# PROBLEM
Each entry is to be restated word for word, with nothing omitted.
*** Begin section ***
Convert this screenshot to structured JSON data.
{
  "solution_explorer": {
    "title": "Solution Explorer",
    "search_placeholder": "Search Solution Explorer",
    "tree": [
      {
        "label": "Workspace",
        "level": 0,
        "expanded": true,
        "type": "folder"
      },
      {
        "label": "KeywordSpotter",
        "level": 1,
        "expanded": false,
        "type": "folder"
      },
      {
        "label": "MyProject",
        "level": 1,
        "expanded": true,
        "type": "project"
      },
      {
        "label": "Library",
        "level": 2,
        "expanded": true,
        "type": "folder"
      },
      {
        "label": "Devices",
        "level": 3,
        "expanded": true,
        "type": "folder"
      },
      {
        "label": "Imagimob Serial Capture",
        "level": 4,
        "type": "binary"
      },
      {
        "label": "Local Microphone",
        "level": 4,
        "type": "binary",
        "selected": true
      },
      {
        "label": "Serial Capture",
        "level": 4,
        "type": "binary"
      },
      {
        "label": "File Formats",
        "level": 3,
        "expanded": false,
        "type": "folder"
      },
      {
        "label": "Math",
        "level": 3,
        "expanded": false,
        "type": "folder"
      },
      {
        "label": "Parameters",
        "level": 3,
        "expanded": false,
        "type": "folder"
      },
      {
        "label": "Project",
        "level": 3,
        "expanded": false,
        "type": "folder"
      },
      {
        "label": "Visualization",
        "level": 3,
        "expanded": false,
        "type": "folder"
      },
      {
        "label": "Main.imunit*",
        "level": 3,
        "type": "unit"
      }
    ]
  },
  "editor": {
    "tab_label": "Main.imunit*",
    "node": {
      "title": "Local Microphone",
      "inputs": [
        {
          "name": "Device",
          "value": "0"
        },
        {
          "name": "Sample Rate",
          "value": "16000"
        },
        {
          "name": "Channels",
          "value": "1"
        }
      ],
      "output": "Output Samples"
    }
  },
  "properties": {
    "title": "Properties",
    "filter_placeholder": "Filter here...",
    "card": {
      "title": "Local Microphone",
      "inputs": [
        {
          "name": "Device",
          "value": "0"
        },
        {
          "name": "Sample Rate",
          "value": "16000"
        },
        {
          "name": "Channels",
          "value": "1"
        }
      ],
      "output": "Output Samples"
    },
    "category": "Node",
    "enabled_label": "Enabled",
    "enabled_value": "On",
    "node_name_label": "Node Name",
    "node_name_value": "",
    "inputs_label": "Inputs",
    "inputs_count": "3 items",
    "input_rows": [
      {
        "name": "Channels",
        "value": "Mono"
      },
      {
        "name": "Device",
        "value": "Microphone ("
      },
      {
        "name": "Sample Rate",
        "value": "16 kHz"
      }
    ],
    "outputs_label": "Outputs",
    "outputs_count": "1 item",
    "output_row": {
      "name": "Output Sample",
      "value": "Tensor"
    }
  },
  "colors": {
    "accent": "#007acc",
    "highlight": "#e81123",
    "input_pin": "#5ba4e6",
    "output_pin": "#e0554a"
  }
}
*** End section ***
# FINAL ANSWER
Convert this screenshot to structured JSON data.
{
  "solution_explorer": {
    "title": "Solution Explorer",
    "search_placeholder": "Search Solution Explorer",
    "tree": [
      {
        "label": "Workspace",
        "level": 0,
        "expanded": true,
        "type": "folder"
      },
      {
        "label": "KeywordSpotter",
        "level": 1,
        "expanded": false,
        "type": "folder"
      },
      {
        "label": "MyProject",
        "level": 1,
        "expanded": true,
        "type": "project"
      },
      {
        "label": "Library",
        "level": 2,
        "expanded": true,
        "type": "folder"
      },
      {
        "label": "Devices",
        "level": 3,
        "expanded": true,
        "type": "folder"
      },
      {
        "label": "Imagimob Serial Capture",
        "level": 4,
        "type": "binary"
      },
      {
        "label": "Local Microphone",
        "level": 4,
        "type": "binary",
        "selected": true
      },
      {
        "label": "Serial Capture",
        "level": 4,
        "type": "binary"
      },
      {
        "label": "File Formats",
        "level": 3,
        "expanded": false,
        "type": "folder"
      },
      {
        "label": "Math",
        "level": 3,
        "expanded": false,
        "type": "folder"
      },
      {
        "label": "Parameters",
        "level": 3,
        "expanded": false,
        "type": "folder"
      },
      {
        "label": "Project",
        "level": 3,
        "expanded": false,
        "type": "folder"
      },
      {
        "label": "Visualization",
        "level": 3,
        "expanded": false,
        "type": "folder"
      },
      {
        "label": "Main.imunit*",
        "level": 3,
        "type": "unit"
      }
    ]
  },
  "editor": {
    "tab_label": "Main.imunit*",
    "node": {
      "title": "Local Microphone",
      "inputs": [
        {
          "name": "Device",
          "value": "0"
        },
        {
          "name": "Sample Rate",
          "value": "16000"
        },
        {
          "name": "Channels",
          "value": "1"
        }
      ],
      "output": "Output Samples"
    }
  },
  "properties": {
    "title": "Properties",
    "filter_placeholder": "Filter here...",
    "card": {
      "title": "Local Microphone",
      "inputs": [
        {
          "name": "Device",
          "value": "0"
        },
        {
          "name": "Sample Rate",
          "value": "16000"
        },
        {
          "name": "Channels",
          "value": "1"
        }
      ],
      "output": "Output Samples"
    },
    "category": "Node",
    "enabled_label": "Enabled",
    "enabled_value": "On",
    "node_name_label": "Node Name",
    "node_name_value": "",
    "inputs_label": "Inputs",
    "inputs_count": "3 items",
    "input_rows": [
      {
        "name": "Channels",
        "value": "Mono"
      },
      {
        "name": "Device",
        "value": "Microphone ("
      },
      {
        "name": "Sample Rate",
        "value": "16 kHz"
      }
    ],
    "outputs_label": "Outputs",
    "outputs_count": "1 item",
    "output_row": {
      "name": "Output Sample",
      "value": "Tensor"
    }
  },
  "colors": {
    "accent": "#007acc",
    "highlight": "#e81123",
    "input_pin": "#5ba4e6",
    "output_pin": "#e0554a"
  }
}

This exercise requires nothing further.